‘Chaos Walking’ review: a dreary plod through the sexist apocalypse

On male-only New World, all men's thoughts are audible, all of the time. Obviously, it's hell

Chaos Walking has had rather a bumpy ride to release. It was a full decade ago that the dystopian sci-fi thriller announced it was going into production, based on a YA series of novels by British-American author Patrick Ness. A ton of script rewrites later – including a first draft by Charlie Kaufman, which might actually have been worth sticking with considering the final result’s clunky dialogue – and shooting finally began in 2017, with Doug Liman of The Bourne Identity in the director’s chair. Set for release back in 2019, some rather unfavourable test screenings meant whole swathes of the film demanded a reshoot, and now we find ourselves two years later with the finished and messy product.

A big concept movie, Chaos Walking dumps us unceremoniously on a planet called New World in the year 2257 AD, millions of miles away from Earth, in a small men-only community called Prentisstown. Here the residents are all affected by a kind of psychic energy called ‘The Noise’, which means you can see and hear everyone else’s thoughts, which buzz above their heads like a swarm of flies committed to grassing you up at every opportunity. If the idea of a shouty mumble that runs through almost every scene of the film sounds annoying, then you’d be right, especially considering the fact that most of the time we’re hearing the internal monologue of a lonely 20-something man – and my god, who in their right mind would ever willingly want to hear such a thing.

Chaos Walking
‘The Noise’, which makes personal thoughts audible to anyone, affects all of the men in ‘Chaos Walking’. CREDIT: Alamy

To his credit, that young man – Tom Holland’s Todd Hewitt – is relatively sweet and harmless. It’s just most of the other men in Prentisstown who seem to be violent grunts, led by the town’s sinister mayor, Mads Mikkelsen in a flamboyant fur coat that seems pinched off of Warren Beatty from 1971’s iconic Robert Altman film McCabe & Mrs Miller, in one of the movie’s numerous nods to classic westerns.

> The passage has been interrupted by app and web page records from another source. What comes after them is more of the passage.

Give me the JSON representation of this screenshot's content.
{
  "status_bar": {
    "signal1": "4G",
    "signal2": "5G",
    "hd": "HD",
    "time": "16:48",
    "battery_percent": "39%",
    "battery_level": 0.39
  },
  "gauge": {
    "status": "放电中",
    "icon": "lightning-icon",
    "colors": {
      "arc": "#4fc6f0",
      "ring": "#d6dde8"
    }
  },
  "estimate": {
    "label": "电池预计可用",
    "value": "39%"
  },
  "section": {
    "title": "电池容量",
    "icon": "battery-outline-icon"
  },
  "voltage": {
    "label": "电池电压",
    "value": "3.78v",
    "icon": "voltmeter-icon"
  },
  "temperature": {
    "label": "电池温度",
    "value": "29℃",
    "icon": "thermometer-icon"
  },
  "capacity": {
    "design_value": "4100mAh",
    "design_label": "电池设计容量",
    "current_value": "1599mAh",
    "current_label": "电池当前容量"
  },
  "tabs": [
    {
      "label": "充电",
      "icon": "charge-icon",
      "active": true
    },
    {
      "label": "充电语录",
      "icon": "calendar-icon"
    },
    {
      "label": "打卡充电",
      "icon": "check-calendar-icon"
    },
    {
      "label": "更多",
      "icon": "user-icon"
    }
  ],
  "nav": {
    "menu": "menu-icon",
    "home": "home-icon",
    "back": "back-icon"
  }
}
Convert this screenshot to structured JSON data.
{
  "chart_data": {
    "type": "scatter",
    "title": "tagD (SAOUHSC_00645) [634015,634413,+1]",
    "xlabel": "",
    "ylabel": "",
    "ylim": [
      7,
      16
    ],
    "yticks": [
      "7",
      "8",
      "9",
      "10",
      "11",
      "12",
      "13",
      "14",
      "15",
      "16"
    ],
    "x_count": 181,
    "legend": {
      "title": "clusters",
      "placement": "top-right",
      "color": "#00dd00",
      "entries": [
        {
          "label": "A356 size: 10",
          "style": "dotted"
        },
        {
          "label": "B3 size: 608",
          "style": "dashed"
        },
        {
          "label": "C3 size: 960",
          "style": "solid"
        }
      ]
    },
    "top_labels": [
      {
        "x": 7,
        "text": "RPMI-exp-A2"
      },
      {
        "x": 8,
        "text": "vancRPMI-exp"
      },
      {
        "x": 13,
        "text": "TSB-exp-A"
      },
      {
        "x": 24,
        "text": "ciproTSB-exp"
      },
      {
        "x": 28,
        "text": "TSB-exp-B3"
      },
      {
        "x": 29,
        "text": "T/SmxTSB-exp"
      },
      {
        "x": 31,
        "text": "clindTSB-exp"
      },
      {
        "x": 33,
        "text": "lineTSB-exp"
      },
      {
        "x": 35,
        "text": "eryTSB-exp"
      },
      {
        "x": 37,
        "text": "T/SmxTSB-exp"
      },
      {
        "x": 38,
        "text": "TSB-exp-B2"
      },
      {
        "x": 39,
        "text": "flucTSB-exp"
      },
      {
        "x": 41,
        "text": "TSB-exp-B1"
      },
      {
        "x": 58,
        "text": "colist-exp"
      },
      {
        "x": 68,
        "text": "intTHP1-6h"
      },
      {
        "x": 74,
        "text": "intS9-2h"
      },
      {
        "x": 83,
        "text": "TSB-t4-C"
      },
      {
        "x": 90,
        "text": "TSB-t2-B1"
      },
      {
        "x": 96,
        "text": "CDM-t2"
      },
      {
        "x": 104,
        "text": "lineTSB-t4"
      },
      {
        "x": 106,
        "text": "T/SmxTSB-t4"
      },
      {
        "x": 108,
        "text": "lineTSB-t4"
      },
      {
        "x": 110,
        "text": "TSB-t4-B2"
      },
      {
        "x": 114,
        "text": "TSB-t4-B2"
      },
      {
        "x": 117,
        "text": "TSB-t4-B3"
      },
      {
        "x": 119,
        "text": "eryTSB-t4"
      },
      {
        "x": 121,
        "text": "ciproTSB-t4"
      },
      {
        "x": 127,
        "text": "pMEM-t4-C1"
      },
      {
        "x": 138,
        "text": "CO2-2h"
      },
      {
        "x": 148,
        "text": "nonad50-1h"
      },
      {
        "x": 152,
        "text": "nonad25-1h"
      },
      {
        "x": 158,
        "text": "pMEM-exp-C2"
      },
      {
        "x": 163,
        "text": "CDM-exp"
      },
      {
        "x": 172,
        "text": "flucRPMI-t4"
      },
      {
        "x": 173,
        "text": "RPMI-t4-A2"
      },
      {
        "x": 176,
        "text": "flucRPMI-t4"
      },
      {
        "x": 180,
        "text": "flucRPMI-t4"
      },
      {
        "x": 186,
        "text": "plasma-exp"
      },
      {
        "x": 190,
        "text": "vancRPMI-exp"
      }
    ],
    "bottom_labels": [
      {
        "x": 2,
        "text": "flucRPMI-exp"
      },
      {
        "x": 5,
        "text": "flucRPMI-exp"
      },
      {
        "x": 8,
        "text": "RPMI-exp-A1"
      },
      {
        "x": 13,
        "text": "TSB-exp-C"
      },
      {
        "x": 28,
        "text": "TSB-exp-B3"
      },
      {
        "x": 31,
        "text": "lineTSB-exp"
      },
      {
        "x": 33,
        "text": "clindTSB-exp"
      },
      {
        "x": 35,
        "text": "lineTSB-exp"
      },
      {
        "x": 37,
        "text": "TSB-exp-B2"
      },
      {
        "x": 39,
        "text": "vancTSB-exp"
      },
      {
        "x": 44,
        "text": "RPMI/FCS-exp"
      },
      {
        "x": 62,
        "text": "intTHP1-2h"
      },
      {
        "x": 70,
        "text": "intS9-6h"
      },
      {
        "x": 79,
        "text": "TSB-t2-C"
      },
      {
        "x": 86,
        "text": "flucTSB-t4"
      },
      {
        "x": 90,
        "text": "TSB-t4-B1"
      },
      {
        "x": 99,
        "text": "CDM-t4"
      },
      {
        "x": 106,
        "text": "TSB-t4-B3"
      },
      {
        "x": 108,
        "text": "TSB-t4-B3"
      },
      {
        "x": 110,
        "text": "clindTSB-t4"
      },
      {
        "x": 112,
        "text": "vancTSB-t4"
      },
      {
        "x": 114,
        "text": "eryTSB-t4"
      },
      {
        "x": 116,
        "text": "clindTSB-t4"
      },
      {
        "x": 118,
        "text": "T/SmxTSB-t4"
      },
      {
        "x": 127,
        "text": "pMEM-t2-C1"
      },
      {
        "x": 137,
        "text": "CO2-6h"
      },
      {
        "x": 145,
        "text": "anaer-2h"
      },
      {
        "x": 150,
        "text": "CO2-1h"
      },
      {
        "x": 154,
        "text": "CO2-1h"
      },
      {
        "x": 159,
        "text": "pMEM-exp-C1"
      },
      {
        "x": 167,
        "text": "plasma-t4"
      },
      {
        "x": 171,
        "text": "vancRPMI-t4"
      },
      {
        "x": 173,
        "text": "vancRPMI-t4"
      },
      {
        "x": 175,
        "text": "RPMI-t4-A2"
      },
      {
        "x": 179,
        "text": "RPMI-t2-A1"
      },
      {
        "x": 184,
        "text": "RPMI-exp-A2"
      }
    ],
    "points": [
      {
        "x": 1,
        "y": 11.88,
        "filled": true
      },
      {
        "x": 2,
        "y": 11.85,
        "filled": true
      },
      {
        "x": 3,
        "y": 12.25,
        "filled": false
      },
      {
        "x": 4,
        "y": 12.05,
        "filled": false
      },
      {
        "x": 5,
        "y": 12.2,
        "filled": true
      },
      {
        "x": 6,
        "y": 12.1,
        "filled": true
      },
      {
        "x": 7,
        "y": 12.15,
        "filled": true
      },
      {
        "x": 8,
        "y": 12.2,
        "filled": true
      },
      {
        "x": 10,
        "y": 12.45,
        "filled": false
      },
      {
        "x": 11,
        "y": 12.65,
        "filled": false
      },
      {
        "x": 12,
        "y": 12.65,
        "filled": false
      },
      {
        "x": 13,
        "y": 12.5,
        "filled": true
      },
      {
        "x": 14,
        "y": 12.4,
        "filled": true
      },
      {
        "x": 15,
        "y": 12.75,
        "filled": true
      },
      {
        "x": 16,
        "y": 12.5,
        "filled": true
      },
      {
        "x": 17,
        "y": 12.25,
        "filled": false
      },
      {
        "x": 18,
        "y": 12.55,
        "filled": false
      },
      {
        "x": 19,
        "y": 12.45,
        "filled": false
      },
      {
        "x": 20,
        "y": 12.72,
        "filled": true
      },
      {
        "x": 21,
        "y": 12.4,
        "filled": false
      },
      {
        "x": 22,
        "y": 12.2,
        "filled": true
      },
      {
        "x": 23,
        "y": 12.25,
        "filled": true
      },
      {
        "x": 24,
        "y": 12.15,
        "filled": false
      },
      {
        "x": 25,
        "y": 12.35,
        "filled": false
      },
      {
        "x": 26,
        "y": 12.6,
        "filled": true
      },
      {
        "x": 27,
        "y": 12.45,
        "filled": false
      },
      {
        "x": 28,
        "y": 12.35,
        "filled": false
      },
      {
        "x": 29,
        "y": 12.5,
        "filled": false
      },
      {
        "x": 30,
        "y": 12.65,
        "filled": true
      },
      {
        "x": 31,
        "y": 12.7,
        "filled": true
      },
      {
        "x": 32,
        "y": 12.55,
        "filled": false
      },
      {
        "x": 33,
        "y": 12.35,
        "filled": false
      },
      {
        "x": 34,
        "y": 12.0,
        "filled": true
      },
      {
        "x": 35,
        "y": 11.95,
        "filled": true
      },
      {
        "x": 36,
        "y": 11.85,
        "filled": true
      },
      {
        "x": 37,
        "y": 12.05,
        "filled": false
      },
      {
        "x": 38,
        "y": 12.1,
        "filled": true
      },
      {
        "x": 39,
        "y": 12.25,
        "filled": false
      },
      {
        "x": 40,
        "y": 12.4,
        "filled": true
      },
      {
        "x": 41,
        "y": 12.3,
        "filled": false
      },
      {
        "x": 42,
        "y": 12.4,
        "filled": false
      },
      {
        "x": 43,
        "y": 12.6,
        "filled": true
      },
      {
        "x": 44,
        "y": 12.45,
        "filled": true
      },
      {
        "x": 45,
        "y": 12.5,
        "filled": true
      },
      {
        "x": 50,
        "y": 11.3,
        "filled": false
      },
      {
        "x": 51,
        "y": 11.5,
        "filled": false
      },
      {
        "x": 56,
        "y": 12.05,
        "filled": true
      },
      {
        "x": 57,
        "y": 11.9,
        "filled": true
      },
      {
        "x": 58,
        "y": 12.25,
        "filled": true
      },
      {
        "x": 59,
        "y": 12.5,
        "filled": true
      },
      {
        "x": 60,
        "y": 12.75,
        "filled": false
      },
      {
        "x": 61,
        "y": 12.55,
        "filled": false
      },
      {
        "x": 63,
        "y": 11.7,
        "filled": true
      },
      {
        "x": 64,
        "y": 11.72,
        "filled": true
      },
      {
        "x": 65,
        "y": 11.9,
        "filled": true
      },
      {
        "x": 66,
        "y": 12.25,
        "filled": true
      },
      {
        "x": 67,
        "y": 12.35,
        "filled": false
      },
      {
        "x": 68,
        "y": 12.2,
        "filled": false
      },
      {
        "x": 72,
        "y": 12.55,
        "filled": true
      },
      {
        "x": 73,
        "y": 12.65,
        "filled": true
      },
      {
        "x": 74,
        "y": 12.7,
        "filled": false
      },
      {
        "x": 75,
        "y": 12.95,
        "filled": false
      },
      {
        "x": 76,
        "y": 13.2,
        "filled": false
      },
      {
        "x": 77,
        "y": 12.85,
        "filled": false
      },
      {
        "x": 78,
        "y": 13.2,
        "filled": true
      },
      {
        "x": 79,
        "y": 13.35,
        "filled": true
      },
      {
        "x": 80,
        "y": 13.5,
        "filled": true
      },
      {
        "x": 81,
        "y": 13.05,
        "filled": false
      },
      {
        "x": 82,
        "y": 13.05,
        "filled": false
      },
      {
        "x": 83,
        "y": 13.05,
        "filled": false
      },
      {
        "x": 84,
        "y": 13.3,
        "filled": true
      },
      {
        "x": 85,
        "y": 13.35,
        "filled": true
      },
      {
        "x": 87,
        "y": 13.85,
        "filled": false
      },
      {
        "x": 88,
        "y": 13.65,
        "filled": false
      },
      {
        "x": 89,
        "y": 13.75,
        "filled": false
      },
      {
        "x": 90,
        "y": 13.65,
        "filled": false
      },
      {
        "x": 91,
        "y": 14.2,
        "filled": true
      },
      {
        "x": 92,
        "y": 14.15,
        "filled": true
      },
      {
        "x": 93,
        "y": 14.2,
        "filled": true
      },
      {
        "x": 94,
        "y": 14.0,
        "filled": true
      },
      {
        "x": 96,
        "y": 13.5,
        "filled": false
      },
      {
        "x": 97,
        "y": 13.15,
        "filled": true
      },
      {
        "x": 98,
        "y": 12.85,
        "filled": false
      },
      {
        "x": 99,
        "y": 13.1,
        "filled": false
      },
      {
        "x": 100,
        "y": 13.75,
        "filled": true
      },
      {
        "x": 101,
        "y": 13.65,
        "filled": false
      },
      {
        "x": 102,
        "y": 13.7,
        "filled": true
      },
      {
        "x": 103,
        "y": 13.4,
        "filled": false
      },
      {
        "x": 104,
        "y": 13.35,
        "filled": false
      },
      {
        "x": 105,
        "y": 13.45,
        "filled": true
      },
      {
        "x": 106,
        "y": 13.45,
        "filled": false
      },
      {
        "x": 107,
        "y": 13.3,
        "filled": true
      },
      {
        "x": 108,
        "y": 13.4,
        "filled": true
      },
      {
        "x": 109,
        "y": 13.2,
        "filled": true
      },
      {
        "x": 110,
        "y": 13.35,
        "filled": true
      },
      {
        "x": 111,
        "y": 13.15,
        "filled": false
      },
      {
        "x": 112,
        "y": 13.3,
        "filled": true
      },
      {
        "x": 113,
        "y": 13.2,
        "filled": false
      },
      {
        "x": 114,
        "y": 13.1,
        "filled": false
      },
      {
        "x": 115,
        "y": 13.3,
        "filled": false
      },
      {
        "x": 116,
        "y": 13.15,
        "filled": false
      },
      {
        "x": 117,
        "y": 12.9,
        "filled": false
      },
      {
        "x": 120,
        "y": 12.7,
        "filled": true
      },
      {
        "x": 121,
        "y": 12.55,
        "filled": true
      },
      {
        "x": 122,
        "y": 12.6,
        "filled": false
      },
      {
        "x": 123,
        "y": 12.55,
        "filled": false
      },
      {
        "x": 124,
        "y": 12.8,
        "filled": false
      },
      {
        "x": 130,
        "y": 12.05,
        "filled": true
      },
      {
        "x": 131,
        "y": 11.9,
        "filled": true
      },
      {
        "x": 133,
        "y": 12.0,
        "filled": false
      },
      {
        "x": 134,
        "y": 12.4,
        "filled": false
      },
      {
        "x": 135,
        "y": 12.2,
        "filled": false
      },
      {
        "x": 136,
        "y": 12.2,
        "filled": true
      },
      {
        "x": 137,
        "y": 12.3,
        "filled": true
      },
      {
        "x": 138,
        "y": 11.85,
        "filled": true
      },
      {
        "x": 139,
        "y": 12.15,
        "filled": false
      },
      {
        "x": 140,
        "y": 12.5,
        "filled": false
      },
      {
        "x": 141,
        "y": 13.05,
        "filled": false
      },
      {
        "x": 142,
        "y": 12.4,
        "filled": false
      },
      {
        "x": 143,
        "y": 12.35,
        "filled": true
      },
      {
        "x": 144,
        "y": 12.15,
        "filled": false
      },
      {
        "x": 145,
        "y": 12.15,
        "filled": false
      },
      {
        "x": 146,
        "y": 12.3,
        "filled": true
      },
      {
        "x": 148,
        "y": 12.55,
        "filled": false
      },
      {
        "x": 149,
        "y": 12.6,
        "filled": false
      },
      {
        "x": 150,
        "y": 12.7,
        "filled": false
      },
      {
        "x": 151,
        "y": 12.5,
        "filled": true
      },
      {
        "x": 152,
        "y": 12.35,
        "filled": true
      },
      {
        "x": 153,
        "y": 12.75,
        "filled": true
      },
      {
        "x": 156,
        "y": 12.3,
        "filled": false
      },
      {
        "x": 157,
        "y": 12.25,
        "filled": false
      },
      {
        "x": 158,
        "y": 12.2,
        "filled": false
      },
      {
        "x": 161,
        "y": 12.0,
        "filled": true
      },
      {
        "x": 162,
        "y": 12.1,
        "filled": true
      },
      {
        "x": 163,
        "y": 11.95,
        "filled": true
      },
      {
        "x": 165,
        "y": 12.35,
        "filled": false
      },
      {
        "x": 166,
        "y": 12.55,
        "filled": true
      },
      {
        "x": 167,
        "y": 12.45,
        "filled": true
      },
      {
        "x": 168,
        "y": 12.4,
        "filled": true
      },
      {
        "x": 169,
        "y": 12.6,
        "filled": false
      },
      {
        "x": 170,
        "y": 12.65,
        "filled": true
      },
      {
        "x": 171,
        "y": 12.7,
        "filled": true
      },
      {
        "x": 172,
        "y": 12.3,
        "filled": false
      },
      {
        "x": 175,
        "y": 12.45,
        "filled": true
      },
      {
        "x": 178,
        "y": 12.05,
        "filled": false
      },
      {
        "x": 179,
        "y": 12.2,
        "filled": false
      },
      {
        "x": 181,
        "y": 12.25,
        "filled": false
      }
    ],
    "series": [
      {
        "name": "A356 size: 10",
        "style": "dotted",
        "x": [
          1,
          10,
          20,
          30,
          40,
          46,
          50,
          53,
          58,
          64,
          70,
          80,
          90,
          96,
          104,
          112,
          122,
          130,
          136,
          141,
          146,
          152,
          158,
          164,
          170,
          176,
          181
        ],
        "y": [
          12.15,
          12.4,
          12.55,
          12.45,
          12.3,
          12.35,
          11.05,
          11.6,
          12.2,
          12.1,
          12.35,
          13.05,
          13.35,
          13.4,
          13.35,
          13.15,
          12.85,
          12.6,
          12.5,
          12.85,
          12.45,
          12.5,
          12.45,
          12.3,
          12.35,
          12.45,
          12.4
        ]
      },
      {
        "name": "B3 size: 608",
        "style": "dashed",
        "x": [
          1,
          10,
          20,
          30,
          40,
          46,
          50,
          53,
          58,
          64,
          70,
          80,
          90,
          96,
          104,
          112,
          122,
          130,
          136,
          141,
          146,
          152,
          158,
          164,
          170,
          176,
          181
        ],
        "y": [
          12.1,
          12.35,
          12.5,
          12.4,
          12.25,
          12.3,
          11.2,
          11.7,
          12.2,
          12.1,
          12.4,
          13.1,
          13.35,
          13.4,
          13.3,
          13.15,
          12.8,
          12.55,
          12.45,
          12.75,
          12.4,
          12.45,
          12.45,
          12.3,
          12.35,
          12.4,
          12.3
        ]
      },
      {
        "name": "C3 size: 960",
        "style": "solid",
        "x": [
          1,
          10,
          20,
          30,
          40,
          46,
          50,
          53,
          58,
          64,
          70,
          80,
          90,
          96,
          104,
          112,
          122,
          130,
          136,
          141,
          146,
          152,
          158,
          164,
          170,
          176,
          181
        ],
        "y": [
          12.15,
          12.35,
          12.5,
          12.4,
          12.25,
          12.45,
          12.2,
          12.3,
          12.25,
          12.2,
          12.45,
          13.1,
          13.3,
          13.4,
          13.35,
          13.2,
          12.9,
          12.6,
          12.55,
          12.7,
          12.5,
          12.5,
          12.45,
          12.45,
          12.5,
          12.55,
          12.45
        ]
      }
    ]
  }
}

You can understand then, guileless Todd’s excitement when a spaceship crash-lands near his village and brings with it the first woman he’s ever met. Instantly Todd feels the need to protect her, though it turns out that Viola – a stoic Daisy Ridley – is quite capable of doing that herself. And so begins a quest across the New World in which Viola attempts to get herself back to her home ship and away from the Prentisstown men who want to hijack it, while Todd discovers a few terrifying home truths about just exactly what happened to the women of Prentisstown.

Chaos Walking
Mads Mikkelsen plays a cowboy mayor. CREDIT: Alamy

The trouble with the irritating concept of ‘The Noise’ is that it’s almost impossible for anyone to keep any kind of secret, meaning that Chaos Walking struggles to maintain a sense of mystery. Even when the big shocker about the fate of the New World’s women is revealed, you can see it coming a mile off. Less of a chaotic walk, and more of a dreary plod.


  • Director: Doug Liman
  • Starring: Daisy Ridley, Tom Holland, Mads Mikkelsen
  • Release date: April 2 (video on demand)

More Stories:

Sponsored Stories: